Being “cool and smart” was the name of the game when we were at school, and it seems nothing really changes as we get older. With the ‘cool factor’ among IT professionals translating into the adoption of modern IT technology, it’s not surprising to see why today’s businesses are being pushed ever faster towards to the cloud.

But of course there are other good reasons why 70% of companies (Gartner 2016) are already moving their IT infrastructure closer to the stars with cloud services. Whether it be data storage and servers or the increasing use of SaaS products, cloud computing allows businesses much greater agility and enables them to deliver applications at a fraction of the cost and time.

This is the modern world of IT. As budgets continue to be squeezed, the ‘Try Before You Buy’ model that cloud services offer, along with the option to stop a subscription, is often irresistible to economical companies. Integration is also usually instant and requires next to zero down time, if any at all.

“70% of companies (Gartner 2016) are already moving their IT infrastructure
closer to the stars with cloud services.”

However, like the school days, being cool also meant your ‘Top Dog’ status was vulnerable to competitors or enemies.

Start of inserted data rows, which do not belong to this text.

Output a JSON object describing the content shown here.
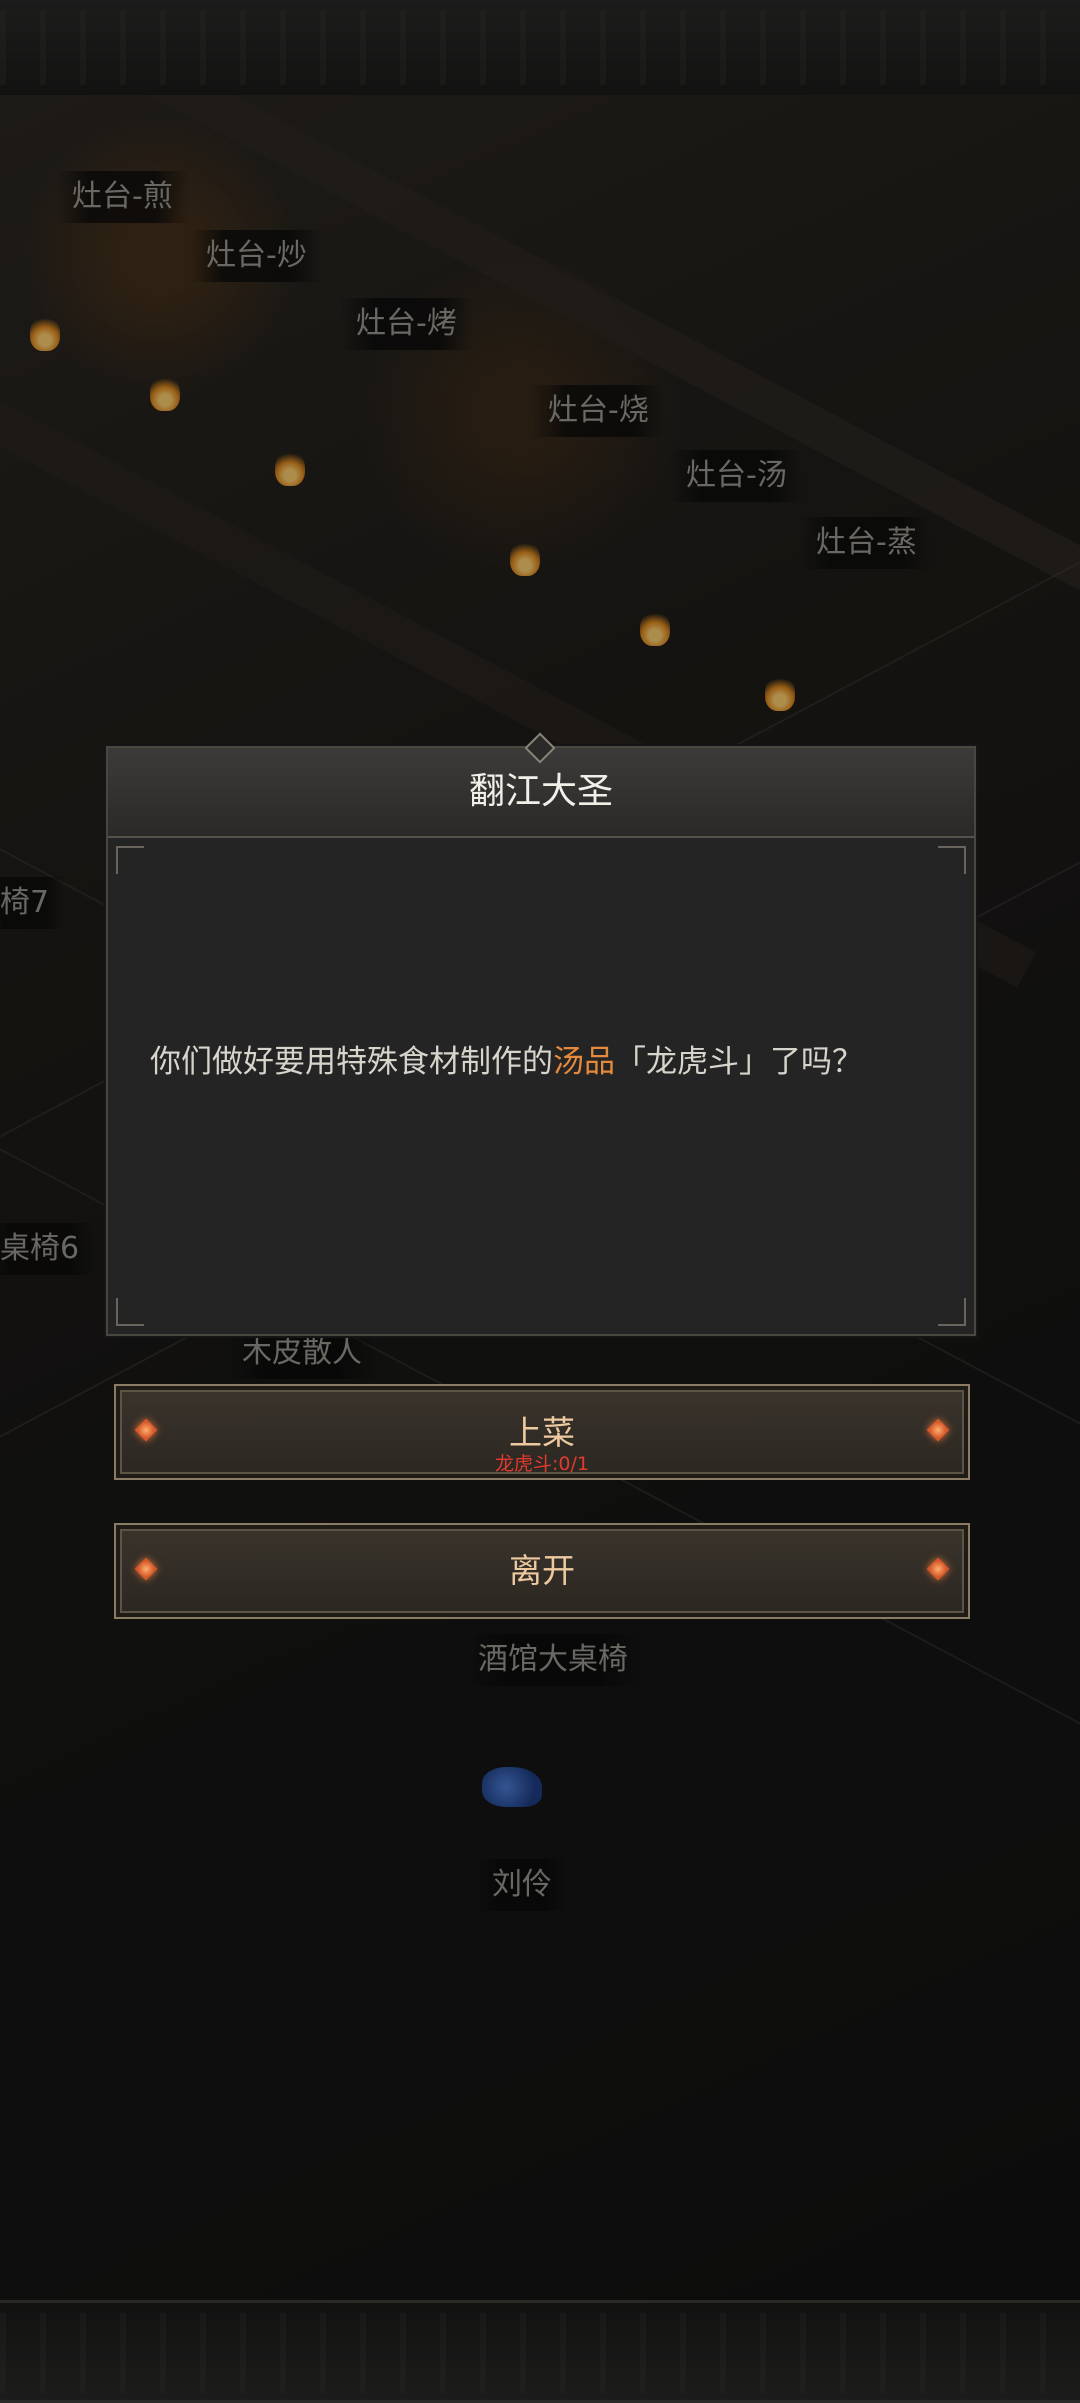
{
  "scene": {
    "station_labels": [
      "灶台-煎",
      "灶台-炒",
      "灶台-烤",
      "灶台-烧",
      "灶台-汤",
      "灶台-蒸"
    ],
    "table_labels": [
      "椅7",
      "桌椅6"
    ],
    "npc_labels": [
      "木皮散人",
      "刘伶"
    ],
    "area_label": "酒馆大桌椅"
  },
  "dialog": {
    "title": "翻江大圣",
    "text_before": "你们做好要用特殊食材制作的",
    "highlight": "汤品",
    "text_after": "「龙虎斗」了吗？"
  },
  "options": {
    "serve_label": "上菜",
    "serve_requirement": "龙虎斗:0/1",
    "leave_label": "离开"
  },
  "colors": {
    "highlight": "#e58a3d",
    "requirement": "#e23a2e",
    "button_text": "#eec9a0"
  }
}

So too is it the case with the use of cloud computing. As a result, it is crucial that those who adopt the latest tools are aware of their weaknesses.

The main security challenges of cloud services are:

They Are Externally Exposed – Cloud services can typically be accessed from any location and any device; all that is required is an internet connection. While easy access can be an advantage for agile companies the result is that services which run in the cloud are also more exposed to breach attempts than those that run on premise services and remain behind the perimeter.

They Only Come With Default Security – Typically cloud services are provided with some basic security in place, security that still allows unrestricted open internet file sharing and the propagation of malware through file sharing.

As a result of these security challenges, there are three main attack vectors that cloud services make vulnerable to organizations; The first is ‘Account Hijacks’, that is gaining unauthorized access to an individual or organization’s email or computer account for malicious purposes. According to a recent Check Point survey, Account Hijacks were the biggest concern amongst customers and partners. The second is ‘Malware Delivery’ and propagation especially through in-app file sharing services, such as Box or One Drive cloud apps, in order to commit a variety of cyber-crimes. And finally ‘Data Leaks’ which so easily occur, either intentionally or unintentionally, due to the seamlessness of sharing information when using cloud services. 

Indeed, due to these security challenges of the cloud, the Check Point Incident Response team is seeing cloud services, both SaaS and IaaS, security breaches becoming increasingly common. A recent case saw customers of a North American financial services company transfer funds to a bogus foreign bank account set up by cyber-criminals. Through a phishing attack, the criminals had managed to compromise a company employee’s Office 365 account and send emails to customers posing as an official accounting representative in order to carry out the theft. Several millions of dollars were transferred before the breach was discovered.

But you don’t have to be working in an Incident Response team to notice this problem. On an almost daily basis the news headlines tell a similar story. Last month, Deloitte, one of the world’s largest accountancy firms, was the victim of a cyber-attack that went unnoticed for months and had affected six of their clients. It is strongly believed that the hackers breached an administrator account of Deloitte’s email system, which was stored in the Azure cloud.

Attacks have also reached national government levels. Earlier this year, 90 email accounts of members of the UK Parliament, including the Prime Minister’s, were hacked. The response by the UK government’s digital team was to shut down access to email for all those affected in order to avoid any potential blackmail attempts the hackers could have carried out.

As seen from the above examples though, whether they are financial, informational or reputational, the overall effect on victims of these types of attacks is huge. And what they all have in common is their direct connection with the vulnerabilities of the cloud.

Often the solutions to these security challenges currently available are not good enough. They are cumbersome, create larger cost overheads for IT departments and are usually incomplete and inefficient. Evidence of this, as we have seen, is the high, and increasing, number of breaches occurring worldwide and at every level, even including enterprises that invest heavily in security services and products.

The good news though is that Account Hijacks can be prevented. So just as you were able to be the coolest   kid at the school prom you can also still be the coolest and most modern IT hero in your organization.

In the next article in this series we will be looking at some of the methods used in Account Hijacks.